|Cyril Paton||Admits to killing Chipps to fellow prisoner|
|Cyril Paton||Found not guilty|
Various short-term proprietors
Grasse Investments (Pty) Ltd took over the tearoom in September 1950. Yvette Moreau became the proprietor. On the 18th of December 1957 Mr MF Hartford purchased No. 32 but sold it two years later to Percy Henry Poulter. Apparently Hartford had been in the oil business and was a Scot with a pronounced Scotish accent. Brenda Poulter recalls that when her parents took over the business, Mr Hartford taught her how to make scones. He possessed the disgusting habit of not washing his hands before doing so nor would be remove the cigar clenched in his teeth. The ingredients would be supplied with a sprinkling of cigar ash as he worked. When it was hot, Mr Hartford felt no compunction in putting up the “gone swimming” sign.

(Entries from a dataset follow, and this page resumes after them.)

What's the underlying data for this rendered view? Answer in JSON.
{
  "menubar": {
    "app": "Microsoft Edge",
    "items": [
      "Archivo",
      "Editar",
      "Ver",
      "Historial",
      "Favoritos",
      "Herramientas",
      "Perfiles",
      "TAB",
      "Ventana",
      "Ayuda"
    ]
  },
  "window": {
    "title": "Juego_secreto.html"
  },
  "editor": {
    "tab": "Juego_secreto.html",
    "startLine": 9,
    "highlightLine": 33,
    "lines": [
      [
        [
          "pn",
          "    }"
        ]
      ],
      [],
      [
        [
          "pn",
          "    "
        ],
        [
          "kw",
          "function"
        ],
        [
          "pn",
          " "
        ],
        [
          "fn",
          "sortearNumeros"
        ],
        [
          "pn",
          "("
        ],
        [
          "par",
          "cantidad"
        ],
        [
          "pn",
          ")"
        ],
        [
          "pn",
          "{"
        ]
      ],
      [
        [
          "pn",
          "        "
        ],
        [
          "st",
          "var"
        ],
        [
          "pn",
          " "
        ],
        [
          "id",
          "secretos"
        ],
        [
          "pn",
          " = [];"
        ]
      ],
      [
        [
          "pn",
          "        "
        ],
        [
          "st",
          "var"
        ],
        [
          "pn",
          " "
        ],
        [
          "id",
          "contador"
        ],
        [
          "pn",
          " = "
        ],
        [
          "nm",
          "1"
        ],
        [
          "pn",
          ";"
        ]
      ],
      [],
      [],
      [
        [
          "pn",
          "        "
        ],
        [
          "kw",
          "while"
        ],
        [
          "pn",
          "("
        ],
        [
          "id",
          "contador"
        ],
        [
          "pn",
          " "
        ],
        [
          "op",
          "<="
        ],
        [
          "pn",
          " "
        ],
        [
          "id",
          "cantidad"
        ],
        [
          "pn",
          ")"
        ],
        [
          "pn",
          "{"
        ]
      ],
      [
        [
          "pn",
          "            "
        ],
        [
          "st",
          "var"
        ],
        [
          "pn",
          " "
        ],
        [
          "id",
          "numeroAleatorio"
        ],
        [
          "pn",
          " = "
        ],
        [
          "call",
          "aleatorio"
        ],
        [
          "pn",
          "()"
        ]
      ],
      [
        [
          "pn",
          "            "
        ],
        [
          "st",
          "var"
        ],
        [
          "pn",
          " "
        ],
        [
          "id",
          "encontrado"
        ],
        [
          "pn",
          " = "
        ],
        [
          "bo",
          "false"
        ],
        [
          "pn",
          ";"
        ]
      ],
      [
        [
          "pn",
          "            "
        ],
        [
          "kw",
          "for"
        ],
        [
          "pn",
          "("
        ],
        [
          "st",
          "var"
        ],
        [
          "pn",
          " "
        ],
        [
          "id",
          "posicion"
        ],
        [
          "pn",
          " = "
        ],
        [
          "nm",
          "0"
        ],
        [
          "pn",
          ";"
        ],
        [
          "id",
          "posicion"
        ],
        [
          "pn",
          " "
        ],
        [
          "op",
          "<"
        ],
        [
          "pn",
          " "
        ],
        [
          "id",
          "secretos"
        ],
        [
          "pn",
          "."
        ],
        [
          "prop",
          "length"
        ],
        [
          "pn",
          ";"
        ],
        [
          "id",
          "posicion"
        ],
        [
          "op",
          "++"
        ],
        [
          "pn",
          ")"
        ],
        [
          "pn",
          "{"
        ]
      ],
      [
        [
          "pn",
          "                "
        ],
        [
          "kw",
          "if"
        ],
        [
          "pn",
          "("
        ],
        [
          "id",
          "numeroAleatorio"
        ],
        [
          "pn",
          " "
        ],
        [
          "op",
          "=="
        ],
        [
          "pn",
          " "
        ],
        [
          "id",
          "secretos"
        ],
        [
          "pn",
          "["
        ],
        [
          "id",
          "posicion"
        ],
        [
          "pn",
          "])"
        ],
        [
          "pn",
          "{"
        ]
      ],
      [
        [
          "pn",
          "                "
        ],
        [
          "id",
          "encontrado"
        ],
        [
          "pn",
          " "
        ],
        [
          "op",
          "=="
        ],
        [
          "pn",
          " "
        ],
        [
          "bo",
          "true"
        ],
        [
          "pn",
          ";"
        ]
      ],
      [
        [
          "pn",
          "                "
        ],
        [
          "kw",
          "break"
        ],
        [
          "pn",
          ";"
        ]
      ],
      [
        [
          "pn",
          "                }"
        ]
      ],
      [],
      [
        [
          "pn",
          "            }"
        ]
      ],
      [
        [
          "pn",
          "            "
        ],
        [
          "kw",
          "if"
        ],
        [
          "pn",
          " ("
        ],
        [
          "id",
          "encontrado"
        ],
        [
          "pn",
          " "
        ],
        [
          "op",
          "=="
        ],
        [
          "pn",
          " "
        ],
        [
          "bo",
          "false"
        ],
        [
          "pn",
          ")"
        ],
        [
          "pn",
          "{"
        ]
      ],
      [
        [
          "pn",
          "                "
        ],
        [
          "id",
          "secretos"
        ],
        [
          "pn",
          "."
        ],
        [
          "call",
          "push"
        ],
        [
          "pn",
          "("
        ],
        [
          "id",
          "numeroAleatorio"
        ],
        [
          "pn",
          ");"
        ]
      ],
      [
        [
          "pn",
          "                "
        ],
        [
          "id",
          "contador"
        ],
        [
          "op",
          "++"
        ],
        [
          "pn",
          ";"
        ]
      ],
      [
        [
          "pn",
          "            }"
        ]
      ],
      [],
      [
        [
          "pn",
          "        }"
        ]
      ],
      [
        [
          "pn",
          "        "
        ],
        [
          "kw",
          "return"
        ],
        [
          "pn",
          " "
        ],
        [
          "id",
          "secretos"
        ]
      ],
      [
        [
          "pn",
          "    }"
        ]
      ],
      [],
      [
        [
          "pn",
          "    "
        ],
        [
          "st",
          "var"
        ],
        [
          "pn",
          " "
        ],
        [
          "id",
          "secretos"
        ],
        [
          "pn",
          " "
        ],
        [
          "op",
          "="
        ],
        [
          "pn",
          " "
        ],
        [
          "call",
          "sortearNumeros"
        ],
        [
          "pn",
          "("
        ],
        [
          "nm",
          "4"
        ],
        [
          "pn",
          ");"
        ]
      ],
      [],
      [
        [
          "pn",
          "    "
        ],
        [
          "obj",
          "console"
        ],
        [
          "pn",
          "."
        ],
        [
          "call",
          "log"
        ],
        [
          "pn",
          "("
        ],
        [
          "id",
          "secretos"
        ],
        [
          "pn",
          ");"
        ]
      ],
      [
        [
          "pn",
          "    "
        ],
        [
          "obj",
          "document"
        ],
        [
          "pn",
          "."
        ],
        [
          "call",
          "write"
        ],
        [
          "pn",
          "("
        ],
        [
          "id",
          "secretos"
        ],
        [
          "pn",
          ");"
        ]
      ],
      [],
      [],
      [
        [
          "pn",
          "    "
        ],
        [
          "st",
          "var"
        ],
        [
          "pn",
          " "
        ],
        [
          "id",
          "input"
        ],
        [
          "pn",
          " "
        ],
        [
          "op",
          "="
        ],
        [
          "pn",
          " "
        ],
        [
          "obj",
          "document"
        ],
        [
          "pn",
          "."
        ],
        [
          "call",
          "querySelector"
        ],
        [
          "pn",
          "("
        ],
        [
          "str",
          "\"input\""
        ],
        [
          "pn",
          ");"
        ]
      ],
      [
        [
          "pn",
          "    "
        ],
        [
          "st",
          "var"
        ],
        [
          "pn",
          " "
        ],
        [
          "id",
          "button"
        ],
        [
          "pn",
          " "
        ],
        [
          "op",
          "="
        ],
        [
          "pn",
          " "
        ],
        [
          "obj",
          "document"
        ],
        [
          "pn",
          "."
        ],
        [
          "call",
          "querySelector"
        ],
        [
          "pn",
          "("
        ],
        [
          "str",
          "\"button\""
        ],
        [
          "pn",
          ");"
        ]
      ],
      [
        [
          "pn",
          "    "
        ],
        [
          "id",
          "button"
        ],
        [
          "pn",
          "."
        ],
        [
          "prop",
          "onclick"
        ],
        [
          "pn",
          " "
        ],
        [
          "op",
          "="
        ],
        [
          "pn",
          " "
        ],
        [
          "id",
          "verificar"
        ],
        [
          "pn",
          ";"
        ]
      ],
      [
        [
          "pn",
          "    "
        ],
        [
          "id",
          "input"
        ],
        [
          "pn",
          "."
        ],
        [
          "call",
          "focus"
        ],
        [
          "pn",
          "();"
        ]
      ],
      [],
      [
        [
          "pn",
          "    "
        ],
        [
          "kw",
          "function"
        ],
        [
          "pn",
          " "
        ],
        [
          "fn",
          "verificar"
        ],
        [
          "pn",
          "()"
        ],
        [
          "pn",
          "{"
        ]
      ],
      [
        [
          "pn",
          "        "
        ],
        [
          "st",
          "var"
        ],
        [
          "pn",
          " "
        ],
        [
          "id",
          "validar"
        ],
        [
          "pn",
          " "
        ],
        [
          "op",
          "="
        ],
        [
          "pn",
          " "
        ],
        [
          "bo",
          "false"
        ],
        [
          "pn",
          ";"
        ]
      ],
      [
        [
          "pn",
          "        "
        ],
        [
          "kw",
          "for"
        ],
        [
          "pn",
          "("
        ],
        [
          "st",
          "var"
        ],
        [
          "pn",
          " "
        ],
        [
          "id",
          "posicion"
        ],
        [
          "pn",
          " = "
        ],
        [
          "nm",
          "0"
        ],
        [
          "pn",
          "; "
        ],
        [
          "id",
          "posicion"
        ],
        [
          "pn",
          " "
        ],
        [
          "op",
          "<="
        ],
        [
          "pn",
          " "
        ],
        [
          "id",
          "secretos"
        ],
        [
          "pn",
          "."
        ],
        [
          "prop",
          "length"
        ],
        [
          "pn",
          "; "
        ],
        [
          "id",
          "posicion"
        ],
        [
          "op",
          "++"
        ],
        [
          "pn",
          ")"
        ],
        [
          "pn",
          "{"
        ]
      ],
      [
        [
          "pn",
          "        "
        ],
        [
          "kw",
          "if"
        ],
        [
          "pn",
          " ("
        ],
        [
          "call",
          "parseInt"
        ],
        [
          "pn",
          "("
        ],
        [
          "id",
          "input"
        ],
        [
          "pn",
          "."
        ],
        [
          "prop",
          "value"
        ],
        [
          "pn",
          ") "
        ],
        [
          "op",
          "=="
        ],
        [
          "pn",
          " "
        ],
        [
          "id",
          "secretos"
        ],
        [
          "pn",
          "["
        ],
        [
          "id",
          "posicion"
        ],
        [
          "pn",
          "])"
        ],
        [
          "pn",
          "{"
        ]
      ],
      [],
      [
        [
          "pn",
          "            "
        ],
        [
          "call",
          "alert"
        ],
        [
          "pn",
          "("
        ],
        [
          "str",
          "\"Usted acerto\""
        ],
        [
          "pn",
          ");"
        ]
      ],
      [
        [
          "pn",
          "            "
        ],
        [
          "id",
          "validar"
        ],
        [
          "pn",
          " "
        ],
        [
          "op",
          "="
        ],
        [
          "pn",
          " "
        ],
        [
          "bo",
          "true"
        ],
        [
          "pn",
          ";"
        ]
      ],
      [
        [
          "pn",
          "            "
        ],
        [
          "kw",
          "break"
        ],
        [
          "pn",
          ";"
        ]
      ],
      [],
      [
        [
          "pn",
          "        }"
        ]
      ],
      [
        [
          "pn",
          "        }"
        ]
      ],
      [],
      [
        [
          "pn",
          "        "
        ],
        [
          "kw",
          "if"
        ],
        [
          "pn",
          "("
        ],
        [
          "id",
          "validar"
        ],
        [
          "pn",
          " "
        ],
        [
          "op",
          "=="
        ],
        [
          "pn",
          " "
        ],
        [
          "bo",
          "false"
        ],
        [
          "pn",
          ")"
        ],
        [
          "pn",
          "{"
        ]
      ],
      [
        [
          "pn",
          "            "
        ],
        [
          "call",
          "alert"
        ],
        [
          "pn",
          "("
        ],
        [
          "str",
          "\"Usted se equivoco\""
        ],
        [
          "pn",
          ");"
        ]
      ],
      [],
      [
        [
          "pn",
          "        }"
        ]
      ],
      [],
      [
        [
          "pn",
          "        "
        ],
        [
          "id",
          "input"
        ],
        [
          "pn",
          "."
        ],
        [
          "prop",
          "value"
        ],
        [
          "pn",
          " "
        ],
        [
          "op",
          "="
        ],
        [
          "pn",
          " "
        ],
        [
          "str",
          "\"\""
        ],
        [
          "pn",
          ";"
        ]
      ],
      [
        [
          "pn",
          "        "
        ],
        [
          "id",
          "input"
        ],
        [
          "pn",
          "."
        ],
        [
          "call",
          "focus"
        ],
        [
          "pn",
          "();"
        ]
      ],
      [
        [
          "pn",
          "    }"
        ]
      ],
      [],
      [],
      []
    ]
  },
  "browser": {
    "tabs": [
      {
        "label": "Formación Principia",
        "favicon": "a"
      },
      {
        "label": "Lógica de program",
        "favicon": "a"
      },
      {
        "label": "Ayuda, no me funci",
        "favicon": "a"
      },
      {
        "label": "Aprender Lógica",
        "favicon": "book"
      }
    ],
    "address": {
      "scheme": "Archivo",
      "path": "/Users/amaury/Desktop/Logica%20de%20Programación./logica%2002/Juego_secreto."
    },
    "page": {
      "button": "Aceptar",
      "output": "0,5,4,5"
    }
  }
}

Percy Henry Poulter purchased the Ocean View Tearoom from MF Hartford on the 18th of December 1957. At this stage, the premises could not be classified as dilapidated but they certainly showed their age – tired and not in their prime.
During his 11 year stay at Schoenmakerskop Percy Poulter rescued a baby water mongoose and named it Rickie. Rickie grew up as a tame mischievous pet in the tearoom. Customers would order tea, scones and Rickie to entertain them at their tables. A regular elderly gentleman customer would always hang his jacket over the back of his chair, but before he began his meal he would slip his dentures into his jacket pocket. Rickie soon spotted this and unbeknown to the customer stole the dentures. The search for the lost dentures ended when Rickie was found trying in vain to crack the teeth over the outside drain just like he cracked hard boiled eggs and shellfish.
Buddy and Pat Harrington purchased the tearoom circa 1971. During their period of ownership, they changed one section into an a la carte restaurant called Buddy’s Restaurant. Circa 1980 they sold the Tearoom / restaurant to Sid Parnell who in changed the name in the mid-1980s to “Seagulls.”
After running the tearoom for approximately eight years, the Harringtons sold the tearoom to Retha and Alf Taylor in 1988 who rented out the business until 1994. To make the “tired-looking” tearoom attractive as an eating establishment, they made extensive renovations and in 2000 obtained a liquor licence for the restaurant now renamed The Sacramento. They also appointed Alfie and Michelle Taylor as managers. In 2004 Mark de la Peyre became the manager.